Tuolumne resident Barbara Persson, 77, holds the 2012 Presidential Award plaque she received from the Northern California Horseshoe Pitchers Association on Nov. 3. Persson was recognized for her decades of volunteer service with the Tuolumne County Horseshoe Club. Alex MacLean/Union Democrat
Keeping the Tuolumne County Horseshoe Club afloat has been a labor of love that has spanned more than two decades for 77-year-old Barbara Persson.
But, as the lifelong Tuolumne resident admits, it's always nice to get a little recognition.
That happened two weeks ago when Persson was surprised with the 2012 Presidential Award from the Northern California Horseshoe Pitchers Association (NCHPA), which is given each year to a member that the organization's president personally selects.
"You work and do all this stuff and you don't realize that other people are watching, so it's really an honor to receive this," she said.
Persson's friend, Teddy Guillotte, 81, of Sonora, is the current president of the Tuolumne County Horseshoe Club and a longtime pitcher herself. She was told by the NCHPA in advance of the meeting that Persson would be receiving the award and to keep it "confidential."
The surprise presentation of the award at the meeting held in Sacramento on Nov. 3 brought Persson and many others in the room to tears, according to Guillotte, who attended the meeting.
"I think it was a wonderful choice," Guillotte said. "She's really put her heart and soul into this club and I'm proud of her."
The NCHPA is itself a charter organization of the National Horseshoe Pitchers Association. More than 500 horseshoe pitchers in 33 clubs from Bakersfield to the Oregon border are members of the NCHPA, according to its current president, Harlen Rippetoe.
"I selected her on the basis of her past activities with the Tuolumne club and her organizational skills working with the community," said Rippetoe by telephone from his Madera home. "I know she works really hard with the parks department up there and with the casino to help develop specialized money tournaments for the association. She's just the absolute backbone of that Tuolumne club."
To his knowledge, no one with the Tuolumne club has ever received the annual award given as special recognition to members who put forth an extra effort behind the scenes.
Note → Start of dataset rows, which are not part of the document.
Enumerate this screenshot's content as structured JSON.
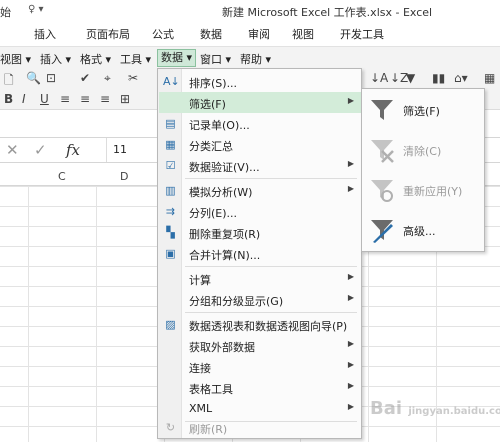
{
  "titlebar": {
    "quick_access": "始",
    "quick_access_symbol": "♀ ▾",
    "title": "新建 Microsoft Excel 工作表.xlsx - Excel"
  },
  "ribbon_tabs": [
    "插入",
    "页面布局",
    "公式",
    "数据",
    "审阅",
    "视图",
    "开发工具"
  ],
  "menubar": {
    "items": [
      {
        "label": "视图 ▾"
      },
      {
        "label": "插入 ▾"
      },
      {
        "label": "格式 ▾"
      },
      {
        "label": "工具 ▾"
      },
      {
        "label": "数据 ▾"
      },
      {
        "label": "窗口 ▾"
      },
      {
        "label": "帮助 ▾"
      }
    ]
  },
  "formula_bar": {
    "cancel_symbol": "✕",
    "confirm_symbol": "✓",
    "fx_symbol": "fx",
    "value": "11"
  },
  "columns": [
    "C",
    "D"
  ],
  "data_menu": {
    "items": [
      {
        "label": "排序(S)...",
        "icon": "sort-az-icon",
        "submenu": false
      },
      {
        "label": "筛选(F)",
        "icon": "none",
        "submenu": true,
        "hover": true
      },
      {
        "label": "记录单(O)...",
        "icon": "form-icon",
        "submenu": false
      },
      {
        "label": "分类汇总",
        "icon": "subtotal-icon",
        "submenu": false
      },
      {
        "label": "数据验证(V)...",
        "icon": "validation-icon",
        "submenu": true
      },
      {
        "label": "模拟分析(W)",
        "icon": "what-if-icon",
        "submenu": true
      },
      {
        "label": "分列(E)...",
        "icon": "text-to-columns-icon",
        "submenu": false
      },
      {
        "label": "删除重复项(R)",
        "icon": "remove-duplicates-icon",
        "submenu": false
      },
      {
        "label": "合并计算(N)...",
        "icon": "consolidate-icon",
        "submenu": false
      },
      {
        "label": "计算",
        "icon": "none",
        "submenu": true
      },
      {
        "label": "分组和分级显示(G)",
        "icon": "none",
        "submenu": true
      },
      {
        "label": "数据透视表和数据透视图向导(P)",
        "icon": "pivot-icon",
        "submenu": false
      },
      {
        "label": "获取外部数据",
        "icon": "none",
        "submenu": true
      },
      {
        "label": "连接",
        "icon": "none",
        "submenu": true
      },
      {
        "label": "表格工具",
        "icon": "none",
        "submenu": true
      },
      {
        "label": "XML",
        "icon": "none",
        "submenu": true
      },
      {
        "label": "刷新(R)",
        "icon": "refresh-icon",
        "submenu": false,
        "disabled": true
      }
    ]
  },
  "filter_submenu": {
    "items": [
      {
        "label": "筛选(F)",
        "icon": "filter-icon",
        "disabled": false
      },
      {
        "label": "清除(C)",
        "icon": "clear-filter-icon",
        "disabled": true
      },
      {
        "label": "重新应用(Y)",
        "icon": "reapply-filter-icon",
        "disabled": true
      },
      {
        "label": "高级...",
        "icon": "advanced-filter-icon",
        "disabled": false
      }
    ]
  },
  "watermark": {
    "text": "Bai",
    "sub": "jingyan.baidu.com"
  },
  "colors": {
    "hover": "#d3ecd9",
    "accent_green": "#8bc19f",
    "icon_gray": "#6b6b6b"
  }
}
"To be honest, I've had my eye on Barbara for a longtime to receive this award and I'm glad to finally get to recognize her this way," he said.
The Tuolumne County Horseshoe Club formed in 1991 following the construction of courts near the Tuolumne County Public Library branch in the township of Tuolumne.
The club became a charter of the NCHPA after gaining 50 members in 1992, according to Persson. Currently, the club has roughly 27 members, she said.
Persson started pitching horseshoes the same year the club formed when her late brother, John Pee Wee James, convinced her to join. The next year she volunteered to serve as the club's secretary and has since been shifting roles where needed within the organization, even serving as club president in 2000.
She used to pitch horseshoes at tournaments all over the Central Valley and claimed the crown at the Black Oak Casino Tournament in 2003. However, she's mostly left her playing days behind and taken a more administrative role within the club since the death of her husband.
"I was more dedicated to doing the hard work stuff, like being secretary, treasurer and sending reports to the NCHPA," she explained.
Persson continued the work she began with her brother, who originally helped spearhead the effort to construct the horseshoe courts, by regularly attending Tuolumne Parks and Recreation Department meetings and raising money to maintain the courts for the community.
Proceeds from a snack shop Persson used operate all went to construct six additional horseshoe pits and screens that hang from tall poles along the outer edges, which provide shade for pitchers during the summer.
Beyond the horseshoe club, Persson has also been an active community member in many other ways, including helping raise money for an electronic scoreboard at the ballpark in Tuolumne.
"She is the glue that has kept the Tuolumne County Horseshoe Club together," said Phil Harvey, 91, of East Sonora. "Her love of the game and her genuine caring about people are a great combination. She always calls club members when something urgent comes up and sends reminder notes."
Four national horseshoe tournaments are hosted in Tuolumne County each year and organized by the Tuolumne County Horseshoe Club. Members say Persson was instrumental in starting the annual tournament at Black Oak Casino, which is going on its 11th year now.
"Without her it would be a hard push," said Bob Nath, 79, of Sonora. "She had all the inside information and did a lot of the work outside. She just went out and did what she had to do to keep the competition going."
Nath continued, "She was a liaison between us, the parks and recreation department and the whole community, in fact."
She is preparing to hand off the reins to a new generation of horseshoe enthusiasts she hopes will maintain the club and horseshoe courts for years to come.
Persson has three grown children, Fred III, Julie and Donald, plus 10 grandchildren and 17 great-grandchildren. She's had plenty to keep her busy between her family and volunteer work over the past 22 years and shows no signs of slowing down anytime soon.
"I'm still here, honey!" she said with a laugh. "I'm not giving up, but I'm just going to sit back, relax and let some of the younger ones take over most of the work. I'll still volunteer, and whatever they ask of me - I'll do it."